**WHAT NEEDS TO BE DONE**
Omit the images and reproduce the rest of the entries exactly.

**DATA SHOWN**
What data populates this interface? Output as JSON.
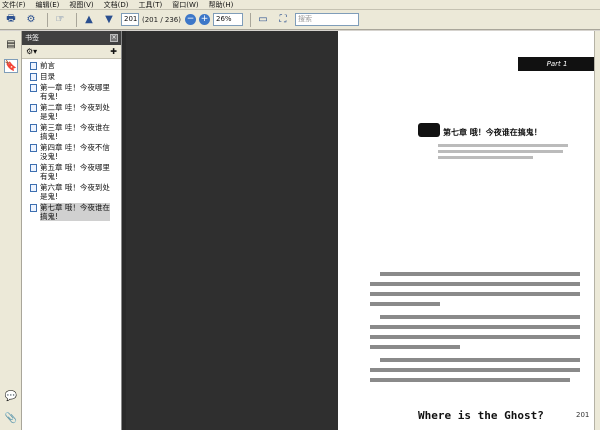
{
  "menu": [
    "文件(F)",
    "编辑(E)",
    "视图(V)",
    "文档(D)",
    "工具(T)",
    "窗口(W)",
    "帮助(H)"
  ],
  "toolbar": {
    "page_current": "201",
    "page_total": "(201 / 236)",
    "zoom": "26%",
    "search_placeholder": "搜索"
  },
  "panel": {
    "title": "书签",
    "close": "×"
  },
  "bookmarks": [
    {
      "label": "前言"
    },
    {
      "label": "目录"
    },
    {
      "label": "第一章  哇！今夜哪里有鬼!"
    },
    {
      "label": "第二章  哇！今夜到处是鬼!"
    },
    {
      "label": "第三章  哇！今夜谁在搞鬼!"
    },
    {
      "label": "第四章  哇！今夜不信没鬼!"
    },
    {
      "label": "第五章  哦！今夜哪里有鬼!"
    },
    {
      "label": "第六章  哦！今夜到处是鬼!"
    },
    {
      "label": "第七章  哦！今夜谁在搞鬼!"
    }
  ],
  "page": {
    "tab_label": "Part 1",
    "chapter_title": "第七章  哦！今夜谁在搞鬼！",
    "footer_title": "Where is the Ghost?",
    "page_number": "201"
  }
}
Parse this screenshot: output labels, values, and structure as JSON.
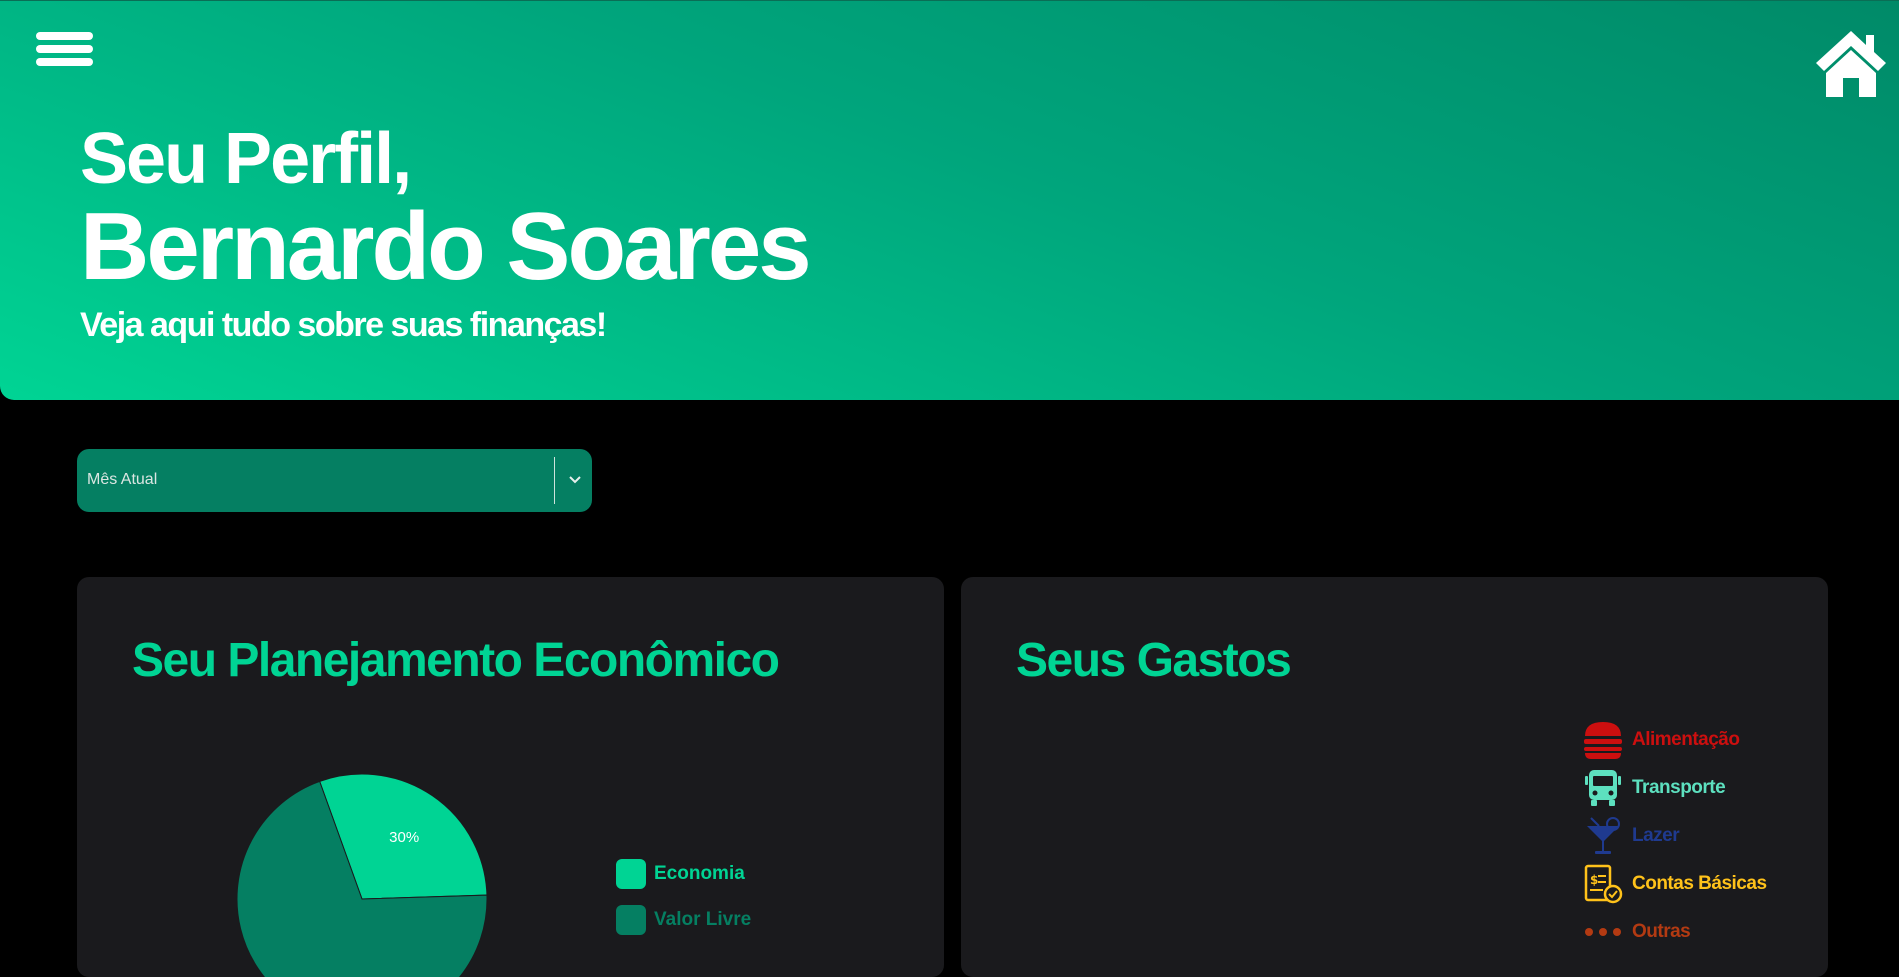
{
  "header": {
    "greeting": "Seu Perfil,",
    "user_name": "Bernardo Soares",
    "subtitle": "Veja aqui tudo sobre suas finanças!",
    "menu_icon": "hamburger-menu-icon",
    "home_icon": "home-icon"
  },
  "period_select": {
    "selected": "Mês Atual",
    "icon": "chevron-down-icon"
  },
  "planning_card": {
    "title": "Seu Planejamento Econômico",
    "legend": [
      {
        "label": "Economia",
        "color": "#00d494"
      },
      {
        "label": "Valor Livre",
        "color": "#057f62"
      }
    ]
  },
  "expenses_card": {
    "title": "Seus Gastos",
    "categories": [
      {
        "label": "Alimentação",
        "color": "#cc0f0f",
        "icon": "burger-icon"
      },
      {
        "label": "Transporte",
        "color": "#5de0bf",
        "icon": "bus-icon"
      },
      {
        "label": "Lazer",
        "color": "#1f3a8f",
        "icon": "cocktail-icon"
      },
      {
        "label": "Contas Básicas",
        "color": "#ffc21a",
        "icon": "bill-icon"
      },
      {
        "label": "Outras",
        "color": "#b33a12",
        "icon": "dots-icon"
      }
    ]
  },
  "chart_data": {
    "type": "pie",
    "title": "",
    "categories": [
      "Economia",
      "Valor Livre"
    ],
    "values": [
      30,
      70
    ],
    "colors": [
      "#00d494",
      "#057f62"
    ],
    "data_labels": [
      "30%",
      ""
    ],
    "legend": "right"
  }
}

**COMPLETED TASK**
What data populates this interface? Output as JSON.
{
  "menu": [
    "文件(F)",
    "编辑(E)",
    "视图(V)",
    "文档(D)",
    "工具(T)",
    "窗口(W)",
    "帮助(H)"
  ],
  "toolbar": {
    "page_current": "201",
    "page_total": "(201 / 236)",
    "zoom": "26%",
    "search_placeholder": "搜索"
  },
  "panel": {
    "title": "书签",
    "close": "×"
  },
  "bookmarks": [
    {
      "label": "前言"
    },
    {
      "label": "目录"
    },
    {
      "label": "第一章  哇！今夜哪里有鬼!"
    },
    {
      "label": "第二章  哇！今夜到处是鬼!"
    },
    {
      "label": "第三章  哇！今夜谁在搞鬼!"
    },
    {
      "label": "第四章  哇！今夜不信没鬼!"
    },
    {
      "label": "第五章  哦！今夜哪里有鬼!"
    },
    {
      "label": "第六章  哦！今夜到处是鬼!"
    },
    {
      "label": "第七章  哦！今夜谁在搞鬼!"
    }
  ],
  "page": {
    "tab_label": "Part 1",
    "chapter_title": "第七章  哦！今夜谁在搞鬼！",
    "footer_title": "Where is the Ghost?",
    "page_number": "201"
  }
}
Parse this screenshot: output labels, values, and structure as JSON.
{
  "header": {
    "greeting": "Seu Perfil,",
    "user_name": "Bernardo Soares",
    "subtitle": "Veja aqui tudo sobre suas finanças!",
    "menu_icon": "hamburger-menu-icon",
    "home_icon": "home-icon"
  },
  "period_select": {
    "selected": "Mês Atual",
    "icon": "chevron-down-icon"
  },
  "planning_card": {
    "title": "Seu Planejamento Econômico",
    "legend": [
      {
        "label": "Economia",
        "color": "#00d494"
      },
      {
        "label": "Valor Livre",
        "color": "#057f62"
      }
    ]
  },
  "expenses_card": {
    "title": "Seus Gastos",
    "categories": [
      {
        "label": "Alimentação",
        "color": "#cc0f0f",
        "icon": "burger-icon"
      },
      {
        "label": "Transporte",
        "color": "#5de0bf",
        "icon": "bus-icon"
      },
      {
        "label": "Lazer",
        "color": "#1f3a8f",
        "icon": "cocktail-icon"
      },
      {
        "label": "Contas Básicas",
        "color": "#ffc21a",
        "icon": "bill-icon"
      },
      {
        "label": "Outras",
        "color": "#b33a12",
        "icon": "dots-icon"
      }
    ]
  },
  "chart_data": {
    "type": "pie",
    "title": "",
    "categories": [
      "Economia",
      "Valor Livre"
    ],
    "values": [
      30,
      70
    ],
    "colors": [
      "#00d494",
      "#057f62"
    ],
    "data_labels": [
      "30%",
      ""
    ],
    "legend": "right"
  }
}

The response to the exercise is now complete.